(Data extracted from a collection)
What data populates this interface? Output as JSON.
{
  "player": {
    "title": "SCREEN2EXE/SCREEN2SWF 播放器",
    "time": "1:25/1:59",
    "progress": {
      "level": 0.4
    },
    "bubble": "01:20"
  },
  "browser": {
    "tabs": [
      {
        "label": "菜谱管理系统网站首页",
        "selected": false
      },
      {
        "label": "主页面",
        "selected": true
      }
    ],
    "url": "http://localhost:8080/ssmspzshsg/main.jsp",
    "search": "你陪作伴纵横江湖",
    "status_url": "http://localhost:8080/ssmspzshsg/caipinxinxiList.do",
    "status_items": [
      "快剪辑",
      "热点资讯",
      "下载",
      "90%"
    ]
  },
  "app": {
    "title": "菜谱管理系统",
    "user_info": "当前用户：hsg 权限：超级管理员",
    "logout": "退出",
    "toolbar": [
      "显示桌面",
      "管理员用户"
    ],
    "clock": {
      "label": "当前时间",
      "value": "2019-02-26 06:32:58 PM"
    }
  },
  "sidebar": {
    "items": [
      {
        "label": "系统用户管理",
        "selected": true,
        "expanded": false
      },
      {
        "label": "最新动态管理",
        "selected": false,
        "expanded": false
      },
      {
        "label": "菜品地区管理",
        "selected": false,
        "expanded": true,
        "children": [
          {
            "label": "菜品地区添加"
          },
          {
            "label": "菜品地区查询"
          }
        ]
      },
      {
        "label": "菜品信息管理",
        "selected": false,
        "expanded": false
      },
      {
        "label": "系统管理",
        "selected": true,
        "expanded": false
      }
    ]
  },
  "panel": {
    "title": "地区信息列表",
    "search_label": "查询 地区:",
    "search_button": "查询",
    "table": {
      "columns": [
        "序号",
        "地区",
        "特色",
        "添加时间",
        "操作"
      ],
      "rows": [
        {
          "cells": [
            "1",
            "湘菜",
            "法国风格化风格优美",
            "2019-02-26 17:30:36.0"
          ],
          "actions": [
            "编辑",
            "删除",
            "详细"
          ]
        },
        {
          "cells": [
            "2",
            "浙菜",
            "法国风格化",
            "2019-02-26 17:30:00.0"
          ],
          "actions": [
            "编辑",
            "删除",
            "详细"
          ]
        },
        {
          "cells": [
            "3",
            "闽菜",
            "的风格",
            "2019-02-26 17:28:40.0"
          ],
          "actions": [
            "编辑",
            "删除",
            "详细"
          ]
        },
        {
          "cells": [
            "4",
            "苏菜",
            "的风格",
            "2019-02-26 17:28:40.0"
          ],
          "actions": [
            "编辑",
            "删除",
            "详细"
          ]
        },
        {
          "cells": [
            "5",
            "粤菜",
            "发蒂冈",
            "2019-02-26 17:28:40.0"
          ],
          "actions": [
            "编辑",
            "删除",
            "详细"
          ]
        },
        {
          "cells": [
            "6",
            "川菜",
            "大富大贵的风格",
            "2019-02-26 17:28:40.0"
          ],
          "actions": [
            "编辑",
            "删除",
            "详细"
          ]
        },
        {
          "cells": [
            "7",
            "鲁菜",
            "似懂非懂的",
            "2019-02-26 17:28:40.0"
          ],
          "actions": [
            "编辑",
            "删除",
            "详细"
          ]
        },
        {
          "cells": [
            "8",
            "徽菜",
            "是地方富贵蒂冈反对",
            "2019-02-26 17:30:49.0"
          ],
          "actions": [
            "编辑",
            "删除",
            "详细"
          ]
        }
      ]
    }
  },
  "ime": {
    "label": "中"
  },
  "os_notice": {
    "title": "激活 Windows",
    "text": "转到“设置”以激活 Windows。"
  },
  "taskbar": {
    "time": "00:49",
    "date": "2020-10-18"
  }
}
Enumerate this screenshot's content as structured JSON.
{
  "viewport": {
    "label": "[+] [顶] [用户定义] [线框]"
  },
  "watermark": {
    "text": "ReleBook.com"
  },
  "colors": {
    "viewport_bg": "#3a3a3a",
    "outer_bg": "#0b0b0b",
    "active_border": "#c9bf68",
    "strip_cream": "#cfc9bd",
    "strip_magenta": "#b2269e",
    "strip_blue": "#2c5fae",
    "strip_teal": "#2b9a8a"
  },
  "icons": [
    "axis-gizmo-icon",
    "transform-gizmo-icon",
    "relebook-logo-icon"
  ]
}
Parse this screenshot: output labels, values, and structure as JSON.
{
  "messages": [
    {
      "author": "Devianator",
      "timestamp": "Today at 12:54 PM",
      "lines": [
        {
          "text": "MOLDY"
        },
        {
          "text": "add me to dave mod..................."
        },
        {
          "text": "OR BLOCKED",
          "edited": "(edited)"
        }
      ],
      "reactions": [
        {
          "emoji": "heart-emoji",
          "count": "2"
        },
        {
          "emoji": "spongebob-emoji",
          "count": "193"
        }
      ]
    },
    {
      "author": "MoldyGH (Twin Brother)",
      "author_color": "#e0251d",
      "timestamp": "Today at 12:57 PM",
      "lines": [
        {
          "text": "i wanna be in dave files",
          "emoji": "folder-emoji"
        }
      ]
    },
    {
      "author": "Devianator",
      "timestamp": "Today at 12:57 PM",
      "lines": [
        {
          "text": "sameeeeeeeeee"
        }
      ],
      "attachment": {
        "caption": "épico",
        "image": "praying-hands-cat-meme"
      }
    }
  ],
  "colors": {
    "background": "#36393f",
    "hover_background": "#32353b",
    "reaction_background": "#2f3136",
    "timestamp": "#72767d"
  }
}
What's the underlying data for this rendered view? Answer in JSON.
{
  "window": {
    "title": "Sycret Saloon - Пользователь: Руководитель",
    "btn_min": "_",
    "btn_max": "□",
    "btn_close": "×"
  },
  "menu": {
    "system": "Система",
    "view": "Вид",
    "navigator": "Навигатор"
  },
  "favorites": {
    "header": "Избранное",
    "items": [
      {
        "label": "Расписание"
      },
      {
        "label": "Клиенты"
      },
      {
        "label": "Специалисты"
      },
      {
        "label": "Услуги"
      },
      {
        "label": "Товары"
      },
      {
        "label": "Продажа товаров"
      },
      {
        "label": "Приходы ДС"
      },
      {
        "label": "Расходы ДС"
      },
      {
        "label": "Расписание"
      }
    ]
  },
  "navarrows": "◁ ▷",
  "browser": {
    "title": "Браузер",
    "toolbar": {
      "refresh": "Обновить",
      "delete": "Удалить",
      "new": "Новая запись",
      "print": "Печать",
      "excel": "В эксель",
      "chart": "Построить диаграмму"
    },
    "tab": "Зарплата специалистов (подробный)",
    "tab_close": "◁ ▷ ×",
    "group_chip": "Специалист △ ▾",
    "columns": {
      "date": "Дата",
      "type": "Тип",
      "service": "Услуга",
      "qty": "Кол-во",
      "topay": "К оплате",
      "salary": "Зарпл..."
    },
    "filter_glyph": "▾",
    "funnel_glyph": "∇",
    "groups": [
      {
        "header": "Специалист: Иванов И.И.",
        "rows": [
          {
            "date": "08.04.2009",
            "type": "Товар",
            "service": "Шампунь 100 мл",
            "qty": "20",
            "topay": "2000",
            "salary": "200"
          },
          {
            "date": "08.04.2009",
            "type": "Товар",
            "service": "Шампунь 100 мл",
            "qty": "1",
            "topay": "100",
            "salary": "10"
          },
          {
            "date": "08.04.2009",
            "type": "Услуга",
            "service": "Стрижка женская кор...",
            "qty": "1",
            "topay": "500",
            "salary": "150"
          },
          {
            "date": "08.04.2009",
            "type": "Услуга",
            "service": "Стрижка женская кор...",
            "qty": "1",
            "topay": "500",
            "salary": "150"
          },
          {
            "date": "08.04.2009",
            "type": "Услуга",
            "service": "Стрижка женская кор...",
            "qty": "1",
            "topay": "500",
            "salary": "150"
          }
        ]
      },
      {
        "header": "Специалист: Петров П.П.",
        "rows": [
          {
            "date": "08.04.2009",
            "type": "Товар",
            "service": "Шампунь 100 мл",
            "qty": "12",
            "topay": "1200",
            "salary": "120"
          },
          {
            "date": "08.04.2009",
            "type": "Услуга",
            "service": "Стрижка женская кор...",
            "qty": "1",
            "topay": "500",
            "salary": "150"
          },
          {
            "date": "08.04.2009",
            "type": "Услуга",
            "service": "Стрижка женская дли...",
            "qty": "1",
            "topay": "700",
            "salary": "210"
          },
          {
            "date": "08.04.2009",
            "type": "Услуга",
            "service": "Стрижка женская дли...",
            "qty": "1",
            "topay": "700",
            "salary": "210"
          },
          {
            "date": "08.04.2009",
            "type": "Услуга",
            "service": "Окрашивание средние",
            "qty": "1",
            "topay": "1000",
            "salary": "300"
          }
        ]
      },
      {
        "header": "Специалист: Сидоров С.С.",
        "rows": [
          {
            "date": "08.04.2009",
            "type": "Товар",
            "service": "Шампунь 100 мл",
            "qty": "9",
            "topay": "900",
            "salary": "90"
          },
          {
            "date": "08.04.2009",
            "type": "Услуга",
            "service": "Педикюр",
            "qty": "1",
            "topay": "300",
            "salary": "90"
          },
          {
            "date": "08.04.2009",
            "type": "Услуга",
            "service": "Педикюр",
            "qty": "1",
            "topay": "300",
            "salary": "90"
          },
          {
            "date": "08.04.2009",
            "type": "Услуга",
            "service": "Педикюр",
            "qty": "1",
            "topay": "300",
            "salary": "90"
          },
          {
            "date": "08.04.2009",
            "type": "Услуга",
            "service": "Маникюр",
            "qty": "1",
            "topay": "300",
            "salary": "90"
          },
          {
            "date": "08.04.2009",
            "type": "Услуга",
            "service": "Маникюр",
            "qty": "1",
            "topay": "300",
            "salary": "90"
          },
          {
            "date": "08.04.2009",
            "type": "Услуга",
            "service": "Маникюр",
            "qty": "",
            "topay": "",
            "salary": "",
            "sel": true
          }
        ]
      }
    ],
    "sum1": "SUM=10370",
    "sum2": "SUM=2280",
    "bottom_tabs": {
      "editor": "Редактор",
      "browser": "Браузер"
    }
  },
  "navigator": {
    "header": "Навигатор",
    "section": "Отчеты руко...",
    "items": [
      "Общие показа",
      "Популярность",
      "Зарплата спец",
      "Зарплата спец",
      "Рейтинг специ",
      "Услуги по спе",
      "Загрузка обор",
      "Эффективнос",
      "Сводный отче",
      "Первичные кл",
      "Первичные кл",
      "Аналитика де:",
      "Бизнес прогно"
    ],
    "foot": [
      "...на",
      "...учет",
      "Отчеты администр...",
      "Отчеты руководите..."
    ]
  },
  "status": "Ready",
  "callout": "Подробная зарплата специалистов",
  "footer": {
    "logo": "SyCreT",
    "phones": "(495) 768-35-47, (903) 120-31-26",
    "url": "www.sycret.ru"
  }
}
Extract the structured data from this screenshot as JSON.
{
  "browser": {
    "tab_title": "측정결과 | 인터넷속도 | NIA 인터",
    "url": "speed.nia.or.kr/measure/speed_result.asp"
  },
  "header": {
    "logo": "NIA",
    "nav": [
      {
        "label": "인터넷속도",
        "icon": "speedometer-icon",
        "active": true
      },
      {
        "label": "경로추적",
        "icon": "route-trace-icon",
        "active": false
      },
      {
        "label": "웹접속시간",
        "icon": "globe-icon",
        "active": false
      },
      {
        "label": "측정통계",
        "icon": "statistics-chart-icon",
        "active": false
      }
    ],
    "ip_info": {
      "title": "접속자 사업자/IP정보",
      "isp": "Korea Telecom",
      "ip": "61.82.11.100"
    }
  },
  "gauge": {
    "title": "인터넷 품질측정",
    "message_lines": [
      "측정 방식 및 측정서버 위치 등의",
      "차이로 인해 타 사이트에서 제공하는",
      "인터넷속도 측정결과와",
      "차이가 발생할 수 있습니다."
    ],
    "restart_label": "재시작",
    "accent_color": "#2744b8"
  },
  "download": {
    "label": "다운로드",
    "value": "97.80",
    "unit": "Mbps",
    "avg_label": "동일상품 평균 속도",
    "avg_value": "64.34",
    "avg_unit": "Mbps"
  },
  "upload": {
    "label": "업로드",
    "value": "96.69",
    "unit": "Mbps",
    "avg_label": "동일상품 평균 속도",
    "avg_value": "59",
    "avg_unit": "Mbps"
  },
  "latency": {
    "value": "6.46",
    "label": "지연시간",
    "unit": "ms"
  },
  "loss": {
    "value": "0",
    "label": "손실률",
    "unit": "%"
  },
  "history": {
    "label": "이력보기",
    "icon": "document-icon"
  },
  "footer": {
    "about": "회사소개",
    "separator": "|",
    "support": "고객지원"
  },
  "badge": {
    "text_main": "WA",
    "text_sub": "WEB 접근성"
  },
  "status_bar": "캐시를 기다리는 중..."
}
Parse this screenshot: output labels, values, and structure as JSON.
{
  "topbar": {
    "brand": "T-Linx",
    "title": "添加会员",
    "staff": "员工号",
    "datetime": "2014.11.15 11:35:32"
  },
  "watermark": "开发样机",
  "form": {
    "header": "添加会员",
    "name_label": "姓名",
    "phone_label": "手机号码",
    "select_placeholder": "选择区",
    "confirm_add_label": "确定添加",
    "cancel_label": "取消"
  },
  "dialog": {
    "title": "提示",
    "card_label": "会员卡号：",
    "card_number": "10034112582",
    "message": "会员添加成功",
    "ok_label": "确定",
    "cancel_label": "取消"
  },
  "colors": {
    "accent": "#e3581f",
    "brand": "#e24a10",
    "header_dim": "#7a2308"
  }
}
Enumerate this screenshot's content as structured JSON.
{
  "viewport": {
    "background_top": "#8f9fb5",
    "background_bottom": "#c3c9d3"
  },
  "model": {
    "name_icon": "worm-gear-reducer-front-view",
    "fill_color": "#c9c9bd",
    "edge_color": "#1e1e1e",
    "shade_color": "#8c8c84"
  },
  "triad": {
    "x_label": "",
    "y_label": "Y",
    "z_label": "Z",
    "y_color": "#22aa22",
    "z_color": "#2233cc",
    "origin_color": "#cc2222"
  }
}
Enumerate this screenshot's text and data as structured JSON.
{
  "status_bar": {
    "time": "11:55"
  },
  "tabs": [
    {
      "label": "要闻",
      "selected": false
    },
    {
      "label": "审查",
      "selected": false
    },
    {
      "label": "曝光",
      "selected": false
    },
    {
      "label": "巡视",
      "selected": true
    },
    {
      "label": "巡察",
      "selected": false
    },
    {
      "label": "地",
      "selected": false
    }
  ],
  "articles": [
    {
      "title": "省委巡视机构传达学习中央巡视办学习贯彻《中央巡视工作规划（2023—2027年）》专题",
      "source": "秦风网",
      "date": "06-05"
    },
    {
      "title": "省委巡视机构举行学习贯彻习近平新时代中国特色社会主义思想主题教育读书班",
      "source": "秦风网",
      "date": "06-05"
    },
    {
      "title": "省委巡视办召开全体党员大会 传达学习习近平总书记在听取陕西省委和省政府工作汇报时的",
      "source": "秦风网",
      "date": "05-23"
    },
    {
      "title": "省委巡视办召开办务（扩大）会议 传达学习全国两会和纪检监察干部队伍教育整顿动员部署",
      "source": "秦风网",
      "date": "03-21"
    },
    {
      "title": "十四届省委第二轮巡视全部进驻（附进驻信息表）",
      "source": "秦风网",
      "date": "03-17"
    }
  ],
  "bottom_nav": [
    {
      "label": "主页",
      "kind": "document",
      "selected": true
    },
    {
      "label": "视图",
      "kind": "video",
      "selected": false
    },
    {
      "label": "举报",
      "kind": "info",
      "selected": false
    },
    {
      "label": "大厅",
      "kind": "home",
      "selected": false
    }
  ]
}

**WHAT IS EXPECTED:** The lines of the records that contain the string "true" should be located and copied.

**ANSWER TO THIS TASK:**
        "selected": true
        "selected": true,
        "expanded": true,
        "selected": true,
            "sel": true
        "active": true
      "selected": true
      "selected": true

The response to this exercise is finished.